A new study shows that many parents are unaware of the dangers of e-cigarettes to children.
For the study, 658 parents and guardians at 15 pediatric clinics in the St. Louis area completed surveys about their knowledge and use of e-cigarettes. Almost all parents knew about e-cigarettes: 1 in 5 had tried them, and 1 in 8 said a family member regularly smoked e-cigarettes. In two-thirds of the homes where children were exposed to e-cigarettes, they also were exposed to regular cigarettes.
The researchers found that 36% of the e-cigarette users neither locked up e-liquid bottles nor used childproof caps. Such caps, while required in Europe, are not mandated in the United States. E-liquid most commonly was stored in a drawer or cupboard (34%), a purse or bag (22%) or on an open counter (13%), the study showed.
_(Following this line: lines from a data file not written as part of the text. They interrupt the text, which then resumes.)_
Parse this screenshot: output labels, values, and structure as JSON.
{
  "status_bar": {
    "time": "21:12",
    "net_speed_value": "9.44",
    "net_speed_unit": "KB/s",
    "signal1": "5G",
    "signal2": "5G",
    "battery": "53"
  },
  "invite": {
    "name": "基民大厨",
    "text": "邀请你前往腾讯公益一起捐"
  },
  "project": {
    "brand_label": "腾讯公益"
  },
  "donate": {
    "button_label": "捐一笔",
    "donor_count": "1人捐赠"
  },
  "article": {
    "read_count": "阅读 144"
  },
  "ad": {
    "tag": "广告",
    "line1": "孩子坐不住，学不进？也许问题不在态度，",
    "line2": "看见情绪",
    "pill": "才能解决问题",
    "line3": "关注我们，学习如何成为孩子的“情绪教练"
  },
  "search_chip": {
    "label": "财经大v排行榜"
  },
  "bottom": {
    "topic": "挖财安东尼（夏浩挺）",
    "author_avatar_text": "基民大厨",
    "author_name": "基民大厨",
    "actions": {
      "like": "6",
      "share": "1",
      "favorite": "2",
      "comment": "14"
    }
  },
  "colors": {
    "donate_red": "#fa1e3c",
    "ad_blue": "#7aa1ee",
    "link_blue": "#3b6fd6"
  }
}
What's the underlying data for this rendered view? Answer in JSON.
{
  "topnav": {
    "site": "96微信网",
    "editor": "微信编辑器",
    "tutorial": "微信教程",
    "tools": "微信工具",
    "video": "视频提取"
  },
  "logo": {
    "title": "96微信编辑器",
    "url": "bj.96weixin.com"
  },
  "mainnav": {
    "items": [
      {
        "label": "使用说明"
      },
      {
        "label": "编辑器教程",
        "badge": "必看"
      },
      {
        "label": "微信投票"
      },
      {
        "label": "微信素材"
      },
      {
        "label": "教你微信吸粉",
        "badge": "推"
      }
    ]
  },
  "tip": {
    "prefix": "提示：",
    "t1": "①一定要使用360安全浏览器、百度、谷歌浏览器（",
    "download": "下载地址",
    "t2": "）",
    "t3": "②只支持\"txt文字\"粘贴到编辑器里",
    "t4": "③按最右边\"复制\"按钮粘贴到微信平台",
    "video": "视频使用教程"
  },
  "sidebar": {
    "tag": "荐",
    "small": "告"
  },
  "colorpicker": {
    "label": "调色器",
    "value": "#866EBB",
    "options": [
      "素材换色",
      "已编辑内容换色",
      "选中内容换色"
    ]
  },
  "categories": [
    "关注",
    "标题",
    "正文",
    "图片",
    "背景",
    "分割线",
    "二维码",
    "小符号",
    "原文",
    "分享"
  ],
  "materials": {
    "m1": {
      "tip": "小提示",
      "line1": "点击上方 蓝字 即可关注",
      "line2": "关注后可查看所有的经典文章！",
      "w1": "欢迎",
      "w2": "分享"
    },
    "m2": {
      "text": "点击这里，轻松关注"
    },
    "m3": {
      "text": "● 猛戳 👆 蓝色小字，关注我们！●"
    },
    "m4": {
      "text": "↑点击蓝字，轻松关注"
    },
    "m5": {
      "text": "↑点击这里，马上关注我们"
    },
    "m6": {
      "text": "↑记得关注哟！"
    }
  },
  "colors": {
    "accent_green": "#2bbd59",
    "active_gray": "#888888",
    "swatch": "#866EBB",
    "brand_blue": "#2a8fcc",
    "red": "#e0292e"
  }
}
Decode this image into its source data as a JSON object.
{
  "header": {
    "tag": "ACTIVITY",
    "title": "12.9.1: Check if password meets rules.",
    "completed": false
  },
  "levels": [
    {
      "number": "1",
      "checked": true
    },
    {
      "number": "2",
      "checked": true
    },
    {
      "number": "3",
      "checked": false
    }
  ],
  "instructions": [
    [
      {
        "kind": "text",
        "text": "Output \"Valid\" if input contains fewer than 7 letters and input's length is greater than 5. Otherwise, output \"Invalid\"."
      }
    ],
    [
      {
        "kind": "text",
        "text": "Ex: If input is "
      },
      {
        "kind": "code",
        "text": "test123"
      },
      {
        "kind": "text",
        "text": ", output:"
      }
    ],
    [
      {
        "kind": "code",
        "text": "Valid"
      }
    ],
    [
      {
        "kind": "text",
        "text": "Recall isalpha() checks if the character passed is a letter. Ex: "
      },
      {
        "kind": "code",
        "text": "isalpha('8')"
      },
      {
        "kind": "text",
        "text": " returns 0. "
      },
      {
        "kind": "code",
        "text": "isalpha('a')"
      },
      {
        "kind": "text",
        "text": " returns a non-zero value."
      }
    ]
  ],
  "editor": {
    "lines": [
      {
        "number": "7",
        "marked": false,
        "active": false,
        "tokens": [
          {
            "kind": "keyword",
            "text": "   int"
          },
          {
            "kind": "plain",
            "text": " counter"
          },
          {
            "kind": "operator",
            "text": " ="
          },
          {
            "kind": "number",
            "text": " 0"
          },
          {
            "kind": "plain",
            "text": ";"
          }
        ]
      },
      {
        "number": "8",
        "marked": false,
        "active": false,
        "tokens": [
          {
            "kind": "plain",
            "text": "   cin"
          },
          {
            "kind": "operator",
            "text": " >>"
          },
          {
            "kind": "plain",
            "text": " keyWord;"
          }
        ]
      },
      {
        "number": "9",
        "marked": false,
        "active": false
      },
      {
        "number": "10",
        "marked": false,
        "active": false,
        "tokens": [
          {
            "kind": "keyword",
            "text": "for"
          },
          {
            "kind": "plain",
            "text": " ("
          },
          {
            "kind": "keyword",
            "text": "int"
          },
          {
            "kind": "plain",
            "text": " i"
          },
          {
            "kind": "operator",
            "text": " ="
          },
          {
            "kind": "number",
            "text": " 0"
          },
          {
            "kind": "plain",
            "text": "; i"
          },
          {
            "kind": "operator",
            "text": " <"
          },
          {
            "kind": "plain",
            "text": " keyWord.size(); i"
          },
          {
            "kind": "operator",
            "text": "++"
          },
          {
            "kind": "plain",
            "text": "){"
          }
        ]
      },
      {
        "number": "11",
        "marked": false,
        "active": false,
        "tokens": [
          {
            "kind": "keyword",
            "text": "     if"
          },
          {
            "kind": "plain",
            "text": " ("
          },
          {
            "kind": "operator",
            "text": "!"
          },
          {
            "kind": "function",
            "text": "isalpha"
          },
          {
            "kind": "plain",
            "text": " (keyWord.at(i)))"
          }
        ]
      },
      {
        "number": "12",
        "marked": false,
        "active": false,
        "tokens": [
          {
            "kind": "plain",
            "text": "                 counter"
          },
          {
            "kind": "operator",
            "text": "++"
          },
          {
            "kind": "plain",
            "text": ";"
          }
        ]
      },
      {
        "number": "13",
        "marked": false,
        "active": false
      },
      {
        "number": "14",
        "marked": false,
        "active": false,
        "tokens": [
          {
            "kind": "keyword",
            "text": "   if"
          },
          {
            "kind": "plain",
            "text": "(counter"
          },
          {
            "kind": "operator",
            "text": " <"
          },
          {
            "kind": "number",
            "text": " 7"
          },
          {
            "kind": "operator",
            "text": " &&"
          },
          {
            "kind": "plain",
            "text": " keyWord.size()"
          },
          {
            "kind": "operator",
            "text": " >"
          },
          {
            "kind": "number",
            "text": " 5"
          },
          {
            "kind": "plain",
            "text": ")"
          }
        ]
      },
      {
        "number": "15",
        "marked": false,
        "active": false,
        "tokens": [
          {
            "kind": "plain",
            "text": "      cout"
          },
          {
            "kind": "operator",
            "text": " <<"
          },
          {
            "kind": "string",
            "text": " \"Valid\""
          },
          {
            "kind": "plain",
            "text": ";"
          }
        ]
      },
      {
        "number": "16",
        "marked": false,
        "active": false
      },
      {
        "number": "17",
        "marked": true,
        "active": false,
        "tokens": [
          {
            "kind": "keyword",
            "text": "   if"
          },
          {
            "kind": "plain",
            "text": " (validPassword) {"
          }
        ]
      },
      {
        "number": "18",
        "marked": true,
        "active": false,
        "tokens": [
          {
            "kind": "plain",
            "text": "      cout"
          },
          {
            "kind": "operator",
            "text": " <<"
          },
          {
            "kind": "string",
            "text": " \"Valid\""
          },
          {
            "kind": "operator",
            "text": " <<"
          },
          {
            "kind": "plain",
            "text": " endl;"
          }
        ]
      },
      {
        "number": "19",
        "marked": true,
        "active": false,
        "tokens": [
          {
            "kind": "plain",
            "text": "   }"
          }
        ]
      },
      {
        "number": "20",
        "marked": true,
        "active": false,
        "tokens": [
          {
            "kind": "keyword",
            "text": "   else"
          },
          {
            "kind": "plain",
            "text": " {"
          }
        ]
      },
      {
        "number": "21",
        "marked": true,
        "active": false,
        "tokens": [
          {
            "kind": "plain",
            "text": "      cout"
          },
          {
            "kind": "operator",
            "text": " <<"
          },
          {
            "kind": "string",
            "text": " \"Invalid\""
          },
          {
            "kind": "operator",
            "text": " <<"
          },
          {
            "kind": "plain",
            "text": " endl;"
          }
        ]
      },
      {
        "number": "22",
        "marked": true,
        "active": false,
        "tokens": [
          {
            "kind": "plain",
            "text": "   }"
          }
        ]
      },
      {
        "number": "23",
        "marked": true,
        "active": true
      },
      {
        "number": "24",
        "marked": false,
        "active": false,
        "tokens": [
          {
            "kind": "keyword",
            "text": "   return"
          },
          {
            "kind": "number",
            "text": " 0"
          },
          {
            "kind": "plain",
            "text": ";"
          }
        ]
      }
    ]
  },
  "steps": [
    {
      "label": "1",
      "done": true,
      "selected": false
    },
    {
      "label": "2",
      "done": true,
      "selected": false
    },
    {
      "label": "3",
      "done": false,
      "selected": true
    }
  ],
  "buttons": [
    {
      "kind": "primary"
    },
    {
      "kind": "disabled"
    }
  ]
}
“Three percent of the people in our study said a child of theirs had tried to drink the e-liquid,” Garbutt said. “The easiest way to lower risk is to store e-liquid out of the reach of children. Open counters and shelves, unlocked drawers, and purses and bags aren’t safe storage places.”